Bellingham has that iconic college town feel, with its porch couches and faded prayer flags, plethora of coffee shops and cheap dinning, $2.00 pitchers of beer, and cozy bookstores. But what's a college town with out an art house movie theater?

The Pickford Cinema fills that requirement to a T. Located downtown at 1416 Cornwall Ave., in a tiny, rented, make-shift theater, The Pickford holds only 80 movie enthusiasts at a time. Filled with an eclectic mash of salvaged seats and run with a vintage projection box, the feel is decidedly relaxed and intimate. This may be an independent theater, but there is a surprising lack of pretense, probably because of its non-profit status.

The Pickford is in close partnership with its community as it is funded through approximately 2,000 members, assorted donations in conjunction with ticket revenue, said Alice Clark, executive director of The Whatcom Film Association (WFA).

“Without volunteers our jobs would be extremely difficult,” The Pickford projectionist Alex Hudson said. Volunteers come 40 minutes before a movie starts to prep the theater while the projectionist is prepping for the next movie, Hudson said. Then 20 minutes to show time the volunteers run the concessions while the projectionist sells the tickets, she said. The process would be much longer without the help, Hudson said.

The volunteers get a free movie ticket due to the appreciation for their help, and two movie tickets if they work the last movie of the evening because they clean the pop-corn machine, Hudson said.

The theater was originally called The Grand Cinema and was struggling to make it as a business, Clark said.
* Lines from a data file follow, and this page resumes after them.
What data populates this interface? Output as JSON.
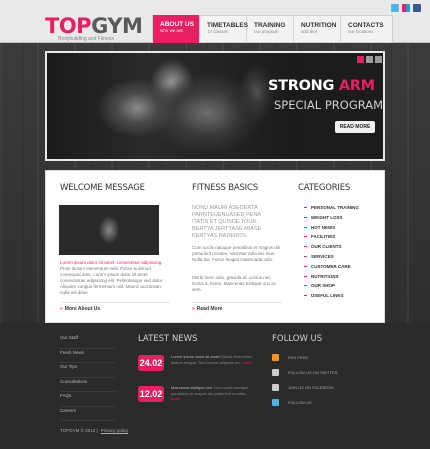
{
  "logo": {
    "part1": "TOP",
    "part2": "GYM",
    "tagline": "Bodybuilding and Fitness"
  },
  "nav": [
    {
      "label": "ABOUT US",
      "sub": "who we are"
    },
    {
      "label": "TIMETABLES",
      "sub": "17 classes"
    },
    {
      "label": "TRAINING",
      "sub": "our program"
    },
    {
      "label": "NUTRITION",
      "sub": "and diet"
    },
    {
      "label": "CONTACTS",
      "sub": "our locations"
    }
  ],
  "social_colors": {
    "twitter": "#4fb4e3",
    "flickr": "#e91e63",
    "facebook": "#3b5998"
  },
  "hero": {
    "title_white": "STRONG ",
    "title_pink": "ARM",
    "subtitle": "SPECIAL PROGRAM",
    "button": "READ MORE",
    "slides": 3,
    "active_slide": 1
  },
  "accent": "#e91e63",
  "welcome": {
    "title": "WELCOME MESSAGE",
    "text_lead": "Lorem ipsum dolor sit amet, consectetur adipiscing.",
    "text_body": "Proin dictum elementum velit. Fusce euismod consequat ante. Lorem ipsum dolor sit amet, consectetuer adipiscing elit. Pellentesque sed dolor. Aliquam congue fermentum nisl. Mauris accumsan nulla vel diam.",
    "more": "More About Us"
  },
  "fitness": {
    "title": "FITNESS BASICS",
    "caps": "NONU MAURI ASEDERTA PARNTEUENUASED PENA ITATIS ET QUISDE TOUR. BERTYA JERTYASE MIASE KERTYAS RADEROS.",
    "text1": "Cum sociis natoque penatibus et magnis dis parturient montes, nascetur ridiculus mus. Nulla dui. Fusce feugiat malesuada odio.",
    "text2": "Morbi nunc odio, gravida at, cursus nec, luctus a, lorem. Maecenas tristique orci ac sem.",
    "more": "Read More"
  },
  "categories": {
    "title": "CATEGORIES",
    "items": [
      "PERSONAL TRAINING",
      "WEIGHT LOSS",
      "HOT NEWS",
      "FACILITIES",
      "OUR CLIENTS",
      "SERVICES",
      "CUSTOMER CARE",
      "NUTRITIONS",
      "OUR SHOP",
      "USEFUL LINKS"
    ]
  },
  "footer_links": [
    "Our Staff",
    "Fresh News",
    "Our Tips",
    "Consultations",
    "FAQs",
    "Careers"
  ],
  "news": {
    "title": "LATEST NEWS",
    "items": [
      {
        "date": "24.02",
        "lead": "Lorem ipsum dolor sit amet",
        "text": "Mauris fermentum dictum magna. Sed laoreet aliquam leo.",
        "more": "more"
      },
      {
        "date": "12.02",
        "lead": "Maecenas tristique orci",
        "text": "Cum sociis natoque penatibus et magnis dis parturient montes.",
        "more": "more"
      }
    ]
  },
  "follow": {
    "title": "FOLLOW US",
    "items": [
      {
        "label": "RSS FEED",
        "color": "#f7941d"
      },
      {
        "label": "FOLLOW US ON TWITTER",
        "color": "#cccccc"
      },
      {
        "label": "JOIN US ON FACEBOOK",
        "color": "#cccccc"
      },
      {
        "label": "FOLLOW US",
        "color": "#4fb4e3"
      }
    ]
  },
  "copyright": {
    "text": "TOPGYM © 2012 |",
    "privacy": "Privacy policy"
  }
}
The owners sent out a plea to the community to save The Grand and independent film in Bellingham, Clark said. She and others responded to the idea but when taking a closer look at The Grand and its business practices they realized that its continuation as a business wasn't feasible.

Hence the Whatcom Film Association was created, and The Pickford was born. That first summer the WFA held its first Fairhaven outdoor film showing to create publicity, but ended up making quite a bit of money, Clark said.

The Pickford boasts the title of the only full-time independent cinema between Vancouver, B.C., to Seattle, Hudson said. She talked to a patron from British Columbia who came specifically to The Pickford as it was the only theater around showing, “The King of Kong: A Fistful of Quarters.” That a person would travel far for The Pickford is a testament to the quality of the programming, Hudson said.

“I like that The Pickford is completely different from everything,” Hudson said.

The theater only has two workers at a time which means that Hudson has a hand in the entire movie-going process, something that is unique in an era of multiplexes, she said. Hudson said sees the patrons before the movie as they buy their tickets from her, then she goes to the projection room where she loads six to seven large reels onto the platter, which feeds the film into the projector. Then, after the film, she gets to witness the initial reaction of the viewers as they leave the theater, she said.

“I like to have full contact with the movie experience,” Hudson said.

Hudson is not the only one who enjoys the ambiance of The Pickford. Ticket revenues continue to increase each year, Clark said. Finding a bigger and permanent location became feasible, Clark said. Moving into a new space will make The Pickford into a more effective business with a larger venue and more concessions, she said. It would also provide a better space for patrons, with an actual lobby to congregate in before and after films, she said.

In 2002 came the push that decided The Pickford's fate. The Bellingham Radio Museum offered some of its space to The Pickford, and although this deal fell through, the plans were already made to move The Pickford from its location, Clark said.

The new theater, located on 1318 Bay St., will cost an estimated 2.5 million, which includes everything, including ownership of the venue, Clark said. Currently the WFA has raised 1.5 million and has aspirations of opening around this time next year, Clark said. The new venue will provide two theaters, better sight lines, and mainly more space with an actual lobby. The concessions will also be expanded to include cappuccino and alcohol options for substance-craving patrons.

One of the new aspects Clark was most excited about was the LEED (Leadership in Energy and Environmental Design) certification that the new building will have. This LEED certification will mean that the building will meet national benchmarks for energy efficient and sustainable building.

“I believe it will be the only LEED certified theater in the nation,” Clark said.

Here's hoping the new venue can provide a more enjoyable viewing experience while still retaining the kitsch of the old.